Bengal tiger mother and her cubs in the wild
Carolina Tiger Rescue is a 501(c)3 nonprofit wildlife sanctuary whose mission is saving and protecting wild cats in captivity and in the wild.
International Tiger Day 2017: A High Price For Entertainment
You can take a photo with a tiger cub for around $100.00.
What happens to that cub when it is no longer a profitable prop?
Tigers are used for entertainment all over the world: whether in movies, circuses, or as props for photo opportunities, these tigers are being exploited for money under the guise of conservation and education. It is important to understand that facilities allowing contact with cubs are breeding for this practice. They are NOT protecting or conserving the species.
In the wild, a female tiger would give birth to a litter of cubs every 2-4 years, with the cubs staying with their mother for around 2 years. Facilities that allow cub petting will breed a female tiger several times every year and continually take her babies from her at a very early age – sometimes mere days after birth – so patrons can pay to take photos with the young cubs.
Facilities that are in the business of cub petting or offering photos with tigers often give the cubs sedatives to make them less active.
It is a common practice to de-claw and de-fang cubs to ensure they cannot injure patrons.
It’s easy to understand why people want to hold and cuddle these beautiful wild cats, but the joy of this experience quickly turns to dismay when you know what life is like for these cubs.
Bad For Cubs
Cubs are taken from their mothers within days of their birth so the mother will go back into heat to produce more cubs.
- Cubs can be used as props for photo opportunities and cub petting for only 4 weeks – between 8-12 weeks old.
Once they are too old to be handled, many cubs are sold into the black market for their parts, the pet trade, or are killed.

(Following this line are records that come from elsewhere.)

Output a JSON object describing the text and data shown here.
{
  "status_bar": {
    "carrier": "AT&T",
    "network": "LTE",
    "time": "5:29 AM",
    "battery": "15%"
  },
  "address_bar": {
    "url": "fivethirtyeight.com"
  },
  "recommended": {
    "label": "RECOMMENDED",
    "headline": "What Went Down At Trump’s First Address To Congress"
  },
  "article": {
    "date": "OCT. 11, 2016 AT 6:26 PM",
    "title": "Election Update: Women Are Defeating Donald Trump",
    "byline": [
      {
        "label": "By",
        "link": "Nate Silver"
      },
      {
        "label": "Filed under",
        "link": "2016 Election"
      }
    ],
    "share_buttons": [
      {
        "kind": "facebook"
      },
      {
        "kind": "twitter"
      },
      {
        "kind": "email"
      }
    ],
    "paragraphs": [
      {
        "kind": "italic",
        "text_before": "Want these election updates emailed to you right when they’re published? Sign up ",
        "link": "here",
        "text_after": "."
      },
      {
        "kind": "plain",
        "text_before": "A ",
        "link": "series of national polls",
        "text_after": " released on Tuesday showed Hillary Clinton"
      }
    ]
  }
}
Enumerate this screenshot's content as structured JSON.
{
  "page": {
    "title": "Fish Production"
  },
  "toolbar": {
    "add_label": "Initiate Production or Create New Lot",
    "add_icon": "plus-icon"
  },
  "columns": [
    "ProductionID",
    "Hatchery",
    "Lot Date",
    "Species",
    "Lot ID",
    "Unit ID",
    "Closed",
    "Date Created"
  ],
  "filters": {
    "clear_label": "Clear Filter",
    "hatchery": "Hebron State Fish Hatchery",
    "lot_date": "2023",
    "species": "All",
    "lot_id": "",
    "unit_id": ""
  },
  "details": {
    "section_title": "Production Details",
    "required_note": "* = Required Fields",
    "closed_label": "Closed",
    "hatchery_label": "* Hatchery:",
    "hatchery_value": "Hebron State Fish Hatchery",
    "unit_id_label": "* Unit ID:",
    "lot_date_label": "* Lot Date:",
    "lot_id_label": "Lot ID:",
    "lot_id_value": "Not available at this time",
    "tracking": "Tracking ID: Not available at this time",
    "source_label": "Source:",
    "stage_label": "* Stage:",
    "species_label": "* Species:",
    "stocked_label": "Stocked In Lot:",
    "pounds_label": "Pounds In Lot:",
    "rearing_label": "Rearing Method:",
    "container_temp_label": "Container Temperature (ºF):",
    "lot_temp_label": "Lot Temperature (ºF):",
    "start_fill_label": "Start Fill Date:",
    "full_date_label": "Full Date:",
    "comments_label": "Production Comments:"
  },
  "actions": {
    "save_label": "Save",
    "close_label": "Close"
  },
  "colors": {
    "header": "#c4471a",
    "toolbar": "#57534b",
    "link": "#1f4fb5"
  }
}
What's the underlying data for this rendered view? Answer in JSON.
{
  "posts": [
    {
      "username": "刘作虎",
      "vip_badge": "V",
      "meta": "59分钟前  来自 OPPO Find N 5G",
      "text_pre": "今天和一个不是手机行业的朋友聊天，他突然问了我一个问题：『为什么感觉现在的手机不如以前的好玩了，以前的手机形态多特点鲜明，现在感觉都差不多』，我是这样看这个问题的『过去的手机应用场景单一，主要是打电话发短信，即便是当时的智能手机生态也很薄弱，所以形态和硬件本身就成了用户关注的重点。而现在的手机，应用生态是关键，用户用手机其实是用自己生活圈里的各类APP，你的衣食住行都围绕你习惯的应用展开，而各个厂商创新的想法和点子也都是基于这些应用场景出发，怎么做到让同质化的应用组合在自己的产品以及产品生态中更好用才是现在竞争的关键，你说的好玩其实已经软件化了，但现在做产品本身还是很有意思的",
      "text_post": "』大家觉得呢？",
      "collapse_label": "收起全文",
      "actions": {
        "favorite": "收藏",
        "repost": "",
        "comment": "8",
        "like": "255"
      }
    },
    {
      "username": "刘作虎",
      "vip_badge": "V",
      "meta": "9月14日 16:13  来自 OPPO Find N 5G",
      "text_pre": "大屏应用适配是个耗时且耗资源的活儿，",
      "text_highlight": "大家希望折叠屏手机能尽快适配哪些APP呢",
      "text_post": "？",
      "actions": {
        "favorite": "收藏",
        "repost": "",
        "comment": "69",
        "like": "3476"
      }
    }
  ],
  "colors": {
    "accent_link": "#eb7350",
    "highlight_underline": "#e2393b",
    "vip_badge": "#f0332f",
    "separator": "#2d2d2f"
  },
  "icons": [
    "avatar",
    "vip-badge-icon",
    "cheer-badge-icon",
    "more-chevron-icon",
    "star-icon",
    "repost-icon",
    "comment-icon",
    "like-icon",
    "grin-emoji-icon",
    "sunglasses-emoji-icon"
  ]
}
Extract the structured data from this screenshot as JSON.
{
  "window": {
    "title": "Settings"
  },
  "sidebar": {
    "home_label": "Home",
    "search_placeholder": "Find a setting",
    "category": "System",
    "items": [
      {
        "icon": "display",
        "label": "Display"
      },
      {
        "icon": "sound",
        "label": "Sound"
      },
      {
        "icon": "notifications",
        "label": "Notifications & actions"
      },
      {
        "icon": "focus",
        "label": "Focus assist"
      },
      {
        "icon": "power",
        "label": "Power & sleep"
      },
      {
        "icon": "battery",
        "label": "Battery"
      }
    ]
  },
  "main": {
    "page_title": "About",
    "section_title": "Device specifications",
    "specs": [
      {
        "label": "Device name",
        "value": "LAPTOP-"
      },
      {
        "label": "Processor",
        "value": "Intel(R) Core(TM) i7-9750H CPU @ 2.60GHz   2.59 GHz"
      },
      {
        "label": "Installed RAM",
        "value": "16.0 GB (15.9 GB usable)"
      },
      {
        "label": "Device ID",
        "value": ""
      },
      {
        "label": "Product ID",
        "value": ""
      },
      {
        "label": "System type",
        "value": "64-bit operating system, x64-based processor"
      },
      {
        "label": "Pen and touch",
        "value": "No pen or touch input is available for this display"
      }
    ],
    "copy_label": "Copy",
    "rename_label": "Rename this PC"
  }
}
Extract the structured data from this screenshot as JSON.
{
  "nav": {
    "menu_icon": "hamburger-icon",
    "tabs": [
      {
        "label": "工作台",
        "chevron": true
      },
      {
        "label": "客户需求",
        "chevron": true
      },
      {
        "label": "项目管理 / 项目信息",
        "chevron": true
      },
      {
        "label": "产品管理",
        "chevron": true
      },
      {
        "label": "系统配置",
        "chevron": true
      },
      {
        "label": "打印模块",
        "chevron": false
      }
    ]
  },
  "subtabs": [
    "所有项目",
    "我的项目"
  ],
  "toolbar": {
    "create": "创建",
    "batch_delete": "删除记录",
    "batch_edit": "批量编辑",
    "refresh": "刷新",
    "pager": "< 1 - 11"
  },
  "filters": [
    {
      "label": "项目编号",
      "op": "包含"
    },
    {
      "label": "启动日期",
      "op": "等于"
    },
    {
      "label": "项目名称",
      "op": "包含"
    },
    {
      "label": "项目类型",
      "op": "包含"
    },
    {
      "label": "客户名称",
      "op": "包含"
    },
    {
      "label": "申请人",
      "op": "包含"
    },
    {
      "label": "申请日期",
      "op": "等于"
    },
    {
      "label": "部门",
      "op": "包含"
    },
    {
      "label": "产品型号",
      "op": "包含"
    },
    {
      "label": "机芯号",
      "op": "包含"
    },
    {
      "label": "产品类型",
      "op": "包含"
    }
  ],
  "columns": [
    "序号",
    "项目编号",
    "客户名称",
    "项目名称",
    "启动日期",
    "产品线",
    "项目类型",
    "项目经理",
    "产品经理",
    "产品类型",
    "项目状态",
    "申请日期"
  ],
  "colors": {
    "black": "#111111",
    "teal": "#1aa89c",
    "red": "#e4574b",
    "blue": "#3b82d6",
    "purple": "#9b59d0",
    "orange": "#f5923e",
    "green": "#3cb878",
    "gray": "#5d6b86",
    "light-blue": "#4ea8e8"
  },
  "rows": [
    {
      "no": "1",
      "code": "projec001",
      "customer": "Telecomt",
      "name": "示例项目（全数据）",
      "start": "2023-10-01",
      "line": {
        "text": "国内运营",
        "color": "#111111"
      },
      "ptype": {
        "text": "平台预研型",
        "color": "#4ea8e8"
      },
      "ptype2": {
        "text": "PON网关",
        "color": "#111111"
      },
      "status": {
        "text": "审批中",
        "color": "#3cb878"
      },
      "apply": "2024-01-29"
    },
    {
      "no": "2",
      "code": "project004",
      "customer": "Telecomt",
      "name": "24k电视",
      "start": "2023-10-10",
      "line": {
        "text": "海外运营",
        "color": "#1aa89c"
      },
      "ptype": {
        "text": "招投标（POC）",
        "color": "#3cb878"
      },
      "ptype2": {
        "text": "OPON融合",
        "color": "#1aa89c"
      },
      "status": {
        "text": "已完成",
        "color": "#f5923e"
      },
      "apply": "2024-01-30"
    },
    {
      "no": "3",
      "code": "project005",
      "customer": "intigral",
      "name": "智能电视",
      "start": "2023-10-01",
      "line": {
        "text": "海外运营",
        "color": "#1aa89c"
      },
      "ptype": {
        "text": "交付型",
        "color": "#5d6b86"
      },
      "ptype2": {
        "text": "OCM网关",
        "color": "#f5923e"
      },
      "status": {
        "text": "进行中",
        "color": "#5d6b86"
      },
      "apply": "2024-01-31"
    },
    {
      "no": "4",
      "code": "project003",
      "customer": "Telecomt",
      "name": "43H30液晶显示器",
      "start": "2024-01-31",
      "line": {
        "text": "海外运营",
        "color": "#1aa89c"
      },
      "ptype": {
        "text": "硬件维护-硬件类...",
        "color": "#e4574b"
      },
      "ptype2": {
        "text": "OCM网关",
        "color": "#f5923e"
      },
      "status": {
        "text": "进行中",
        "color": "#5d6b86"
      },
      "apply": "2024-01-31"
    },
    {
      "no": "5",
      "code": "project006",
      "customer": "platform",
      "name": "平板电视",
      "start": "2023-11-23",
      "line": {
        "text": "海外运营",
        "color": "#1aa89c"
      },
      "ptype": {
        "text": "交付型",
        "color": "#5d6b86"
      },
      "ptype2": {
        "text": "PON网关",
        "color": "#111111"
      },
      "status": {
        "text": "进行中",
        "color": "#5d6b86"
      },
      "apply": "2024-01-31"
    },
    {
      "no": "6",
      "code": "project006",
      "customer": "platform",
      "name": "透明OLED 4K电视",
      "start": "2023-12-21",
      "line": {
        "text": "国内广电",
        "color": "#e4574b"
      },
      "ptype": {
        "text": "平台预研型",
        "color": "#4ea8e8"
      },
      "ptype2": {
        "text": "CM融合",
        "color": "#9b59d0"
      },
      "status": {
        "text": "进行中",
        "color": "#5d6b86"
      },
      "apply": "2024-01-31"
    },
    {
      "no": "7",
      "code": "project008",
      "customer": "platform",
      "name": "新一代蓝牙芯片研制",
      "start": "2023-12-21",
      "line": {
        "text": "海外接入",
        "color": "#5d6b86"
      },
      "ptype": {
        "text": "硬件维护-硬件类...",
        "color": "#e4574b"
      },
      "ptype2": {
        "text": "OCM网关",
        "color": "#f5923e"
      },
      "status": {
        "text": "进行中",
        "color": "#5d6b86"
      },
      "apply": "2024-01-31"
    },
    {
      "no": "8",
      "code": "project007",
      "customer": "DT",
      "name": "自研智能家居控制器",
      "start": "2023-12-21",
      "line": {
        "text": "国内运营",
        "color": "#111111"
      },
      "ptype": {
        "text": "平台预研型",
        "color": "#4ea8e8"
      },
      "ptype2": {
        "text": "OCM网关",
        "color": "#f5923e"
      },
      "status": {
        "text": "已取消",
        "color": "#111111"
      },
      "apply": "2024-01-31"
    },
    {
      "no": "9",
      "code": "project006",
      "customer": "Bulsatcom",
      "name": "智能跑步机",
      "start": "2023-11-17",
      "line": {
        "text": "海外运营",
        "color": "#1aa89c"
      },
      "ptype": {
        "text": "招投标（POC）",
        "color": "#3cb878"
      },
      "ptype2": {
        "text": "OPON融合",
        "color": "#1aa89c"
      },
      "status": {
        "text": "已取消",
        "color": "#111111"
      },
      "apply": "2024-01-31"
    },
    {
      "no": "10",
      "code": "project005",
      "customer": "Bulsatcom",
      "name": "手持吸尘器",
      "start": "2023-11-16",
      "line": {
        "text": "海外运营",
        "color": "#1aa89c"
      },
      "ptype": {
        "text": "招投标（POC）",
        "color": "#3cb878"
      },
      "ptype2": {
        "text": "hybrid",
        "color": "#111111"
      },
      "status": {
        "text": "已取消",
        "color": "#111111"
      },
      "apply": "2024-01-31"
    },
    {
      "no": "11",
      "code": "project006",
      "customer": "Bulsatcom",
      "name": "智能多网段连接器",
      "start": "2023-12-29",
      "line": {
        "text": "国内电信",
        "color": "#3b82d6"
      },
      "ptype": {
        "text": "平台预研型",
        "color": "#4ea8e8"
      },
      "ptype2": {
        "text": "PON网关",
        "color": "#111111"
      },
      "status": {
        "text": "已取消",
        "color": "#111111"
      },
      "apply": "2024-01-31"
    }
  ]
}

Cubs used in these businesses are rarely given the appropriate diet which leads to health problems as they grow older.
What Is A True Sanctuary?
Businesses that use cubs as props often say that they operate a sanctuary where the cubs will go as they grow up, but that is not the truth.
- Sanctuaries do not breed animals. Breeding animals outside of Species Survival Plans or Population Management Plans is not conservation.
- Sanctuaries do not allow the public to come into contact with any animals. This practice is one that is dangerous to both humans and animals.
- Sanctuaries do not buy, sell, or trade any of their animals or their parts. No money is ever exchanged for animals, or their parts after death, at a true sanctuary.
- Sanctuaries are 501(c)(3) non-profits. A sanctuary works toward its mission, not to make a profit.
Carolina Tiger Rescue is the only federally-defined wild cat sanctuary in North Carolina.
Let Your Values Guide Your Choices
- Avoid facilities that allow cub petting, and those that are breeding outside of Species Survival Plans and Population Management Plans.
- Educate your friends and family about the dangers of cub petting.
- Avoid businesses that exploit animals for profit. Wild animals do not belong in entertainment acts at a fair or circus, nor should they be handled by the public.
- Speak up! Ask questions of business owners who claim they are protecting animals by using them as props.
- If you see abuse at a wild animal exhibition, please report that to the USDA – the agency tasked with overseeing animal care – and to your local animal control office.